*** Opening DATA ***
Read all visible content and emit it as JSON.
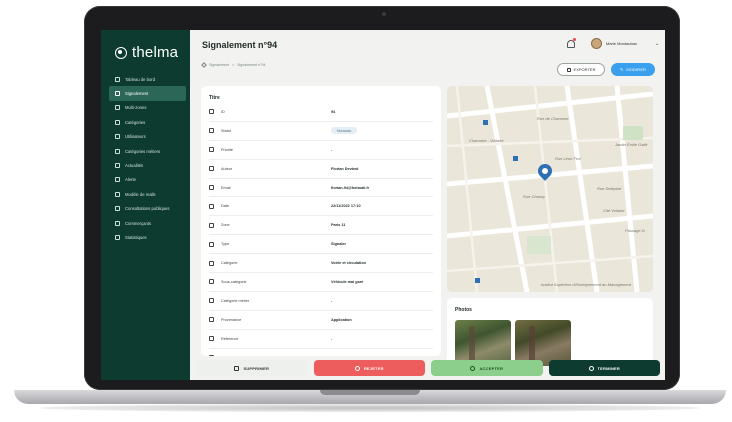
{
  "app": {
    "logo_text": "thelma"
  },
  "sidebar": {
    "items": [
      {
        "label": "Tableau de bord",
        "icon": "dashboard-icon",
        "active": false
      },
      {
        "label": "Signalement",
        "icon": "alert-icon",
        "active": true
      },
      {
        "label": "Multi-zones",
        "icon": "zones-icon",
        "active": false
      },
      {
        "label": "Catégories",
        "icon": "categories-icon",
        "active": false
      },
      {
        "label": "Utilisateurs",
        "icon": "users-icon",
        "active": false
      },
      {
        "label": "Catégories métiers",
        "icon": "briefcase-icon",
        "active": false
      },
      {
        "label": "Actualités",
        "icon": "news-icon",
        "active": false
      },
      {
        "label": "Alerte",
        "icon": "alert-circle-icon",
        "active": false
      },
      {
        "label": "Modèle de mails",
        "icon": "mail-icon",
        "active": false
      },
      {
        "label": "Consultations publiques",
        "icon": "consultation-icon",
        "active": false
      },
      {
        "label": "Commerçants",
        "icon": "shop-icon",
        "active": false
      },
      {
        "label": "Statistiques",
        "icon": "stats-icon",
        "active": false
      }
    ]
  },
  "header": {
    "title": "Signalement n°94",
    "breadcrumb": [
      "Signalement",
      "Signalement n°94"
    ],
    "user_name": "Marie Montauban",
    "export_label": "EXPORTER",
    "modify_label": "MODIFIER"
  },
  "details": {
    "section_title": "Titre",
    "rows": [
      {
        "label": "ID",
        "value": "94",
        "icon": "id-icon"
      },
      {
        "label": "Statut",
        "value": "Nouveau",
        "icon": "star-icon",
        "badge": true
      },
      {
        "label": "Priorité",
        "value": "-",
        "icon": "priority-icon"
      },
      {
        "label": "Auteur",
        "value": "Florian Devtest",
        "icon": "user-icon"
      },
      {
        "label": "Email",
        "value": "florian-94@hotmail.fr",
        "icon": "email-icon"
      },
      {
        "label": "Date",
        "value": "22/11/2022 17:10",
        "icon": "calendar-icon"
      },
      {
        "label": "Zone",
        "value": "Paris 11",
        "icon": "zone-icon"
      },
      {
        "label": "Type",
        "value": "Signaler",
        "icon": "type-icon"
      },
      {
        "label": "Catégorie",
        "value": "Voirie et circulation",
        "icon": "category-icon"
      },
      {
        "label": "Sous-catégorie",
        "value": "Véhicule mal garé",
        "icon": "subcategory-icon"
      },
      {
        "label": "Catégorie métier",
        "value": "-",
        "icon": "briefcase-icon"
      },
      {
        "label": "Provenance",
        "value": "Application",
        "icon": "source-icon"
      },
      {
        "label": "Référence",
        "value": "-",
        "icon": "reference-icon"
      },
      {
        "label": "Adresse",
        "value": "44 Rue Chanzy 75011 Paris France",
        "icon": "location-icon"
      },
      {
        "label": "Commentaire",
        "value": "-",
        "icon": "comment-icon"
      }
    ]
  },
  "map": {
    "labels": [
      "Rue de Charonne",
      "Charonne - Voltaire",
      "Rue Chanzy",
      "Rue Delépine",
      "Cité Voltaire",
      "Rue Léon Frot",
      "Institut Supérieur d'Enseignement au Management",
      "Jardin Émile Gallé",
      "Passage G"
    ]
  },
  "photos": {
    "title": "Photos",
    "count": 2
  },
  "actions": {
    "delete_label": "SUPPRIMER",
    "reject_label": "REJETER",
    "accept_label": "ACCEPTER",
    "finish_label": "TERMINER"
  },
  "colors": {
    "sidebar_bg": "#0d3b30",
    "sidebar_active": "#2b6656",
    "modify_btn": "#3aa0ee",
    "reject_btn": "#ee5d5d",
    "accept_btn": "#8ccf8c",
    "finish_btn": "#0d3b30"
  }
}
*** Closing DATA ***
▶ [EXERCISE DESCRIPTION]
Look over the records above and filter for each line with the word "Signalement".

▶ [RESPONSE TO THIS EXERCISE]
        "label": "Signalement",
    "title": "Signalement n°94",
      "Signalement",
      "Signalement n°94"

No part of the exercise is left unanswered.